Enumerate all values that are stored in the data structure in order. This takes Ω(n) time.Order  This data structure is not ordered by default. Hence, we would need to sort the data structure first.O(n log n)  This data structure is not ordered by default. Hence, we would need to sort the data structure first.O(n log n)  This data structure is not ordered by default. Hence, we would need to sort the data structure first.O(n log n)  O(n)  O(U)  O(n)  O(n) 
Given a value V, find the smallest value in the data structure that is larger than V.Succ  O(n)  O(n)  O(n)  If we already know where the current value V is stored in the array, then this needs O(1) time. Otherwise, we first need to execture a find in O(log n) time. If V is not stored in the array, a minor modification of the find operation suffices.O(log n) / O(1)  We need to look through the entire array after V.O(U)  A minor modification of the find operation suffices. We execute a find operation and consider the path from the root to the node N where the find operation stops. If N has no right child, then we look for the lowest ancestor A of N that has two children and the path used the left child. Otherwise, A is defined to be N. Then return the value stored in the leftmost leaf in the subtree rooted at the left child of A. Note that leaves in a binary search tree might have depth O(n). Hence, we might spend O(n) time to reach the sought leaf.O(n) 
A minor modification of the find operation suffices. We execute a find operation and consider the path from the root to the node N where the find operation stops. If N has no right child, then we look for the lowest ancestor A of N that has two children and the path used the left child. Otherwise, A is defined to be N. Then return the value stored in the leftmost leaf in the subtree rooted at the left child of A. Note that all leaves in a balanced binary search tree have depth O(log n). Hence, we spend O(log n) time to find the sought leaf.O(log n) 
Given a value V, find the largest value in the data structure that is smaller than V.Pred  O(n)  O(n)  O(n)  If we already know where the current value V is stored in the array, then this needs O(1) time. Otherwise, we first need to execture a find in O(log n) time. If V is not stored in the array, a minor modification of the find operation suffices.O(log n) / O(1)  We need to look through the entire array before V.O(U)  A minor modification of the find operation suffices. We execute a find operation and consider the path from the root to the node N where the find operation stops. If N has no left child, then we look for the lowest ancestor A of N that has two children and the path used the right child. Otherwise, A is defined to be N. Then return the value stored in the rightmost leaf in the subtree rooted at the left child of A. Note that leaves in a binary search tree might have depth O(n). Hence, we might spend O(n) time to reach the sought leaf.O(n) 

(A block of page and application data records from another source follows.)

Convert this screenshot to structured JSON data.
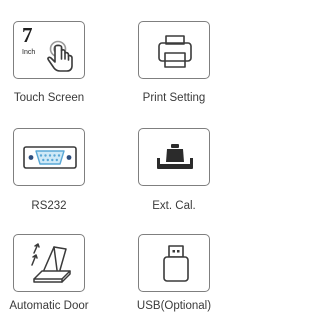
{
  "menu": {
    "items": [
      {
        "label": "Touch Screen",
        "icon": "touch-screen-icon",
        "badge_number": "7",
        "badge_unit": "Inch"
      },
      {
        "label": "Print Setting",
        "icon": "printer-icon"
      },
      {
        "label": "RS232",
        "icon": "serial-port-icon"
      },
      {
        "label": "Ext. Cal.",
        "icon": "calibration-weight-icon"
      },
      {
        "label": "Automatic Door",
        "icon": "automatic-door-icon"
      },
      {
        "label": "USB(Optional)",
        "icon": "usb-icon"
      }
    ]
  },
  "colors": {
    "icon_stroke": "#3a3a3a",
    "tile_border": "#7f7f7f",
    "serial_port_fill": "#cfe9f7",
    "serial_port_pins": "#5aa8d6"
  }
}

A minor modification of the find operation suffices. We execute a find operation and consider the path from the root to the node N where the find operation stops. If N has no left child, then we look for the lowest ancestor A of N that has two children and the path used the right child. Otherwise, A is defined to be N. Then return the value stored in the rightmost leaf in the subtree rooted at the left child of A. Note that all leaves in a balanced binary search tree have depth O(log n). Hence, we spend O(log n) time to find the sought leaf.O(log n) 
The amount of space that it takes to store the data structure.Space  O(n)  O(n)  The array might be made to occupy the first n entries of a much larger memory space of size N to avoid reallocations when inserting values, or to account for the space left over by removed values.N / O(n)  The array might be made to occupy the first n entries of a much larger memory space of size N to avoid reallocations when inserting values, or to account for the space left over by removed values.N / O(n)  The array contains a bit for each of the U possible values to indicate whether it is present or not.O(U)  O(n)  O(n) 
Created by Erik Jan van Leeuwen. It adds interactivity and explanations to a version of this table used by Raimund Seidel in his lectures.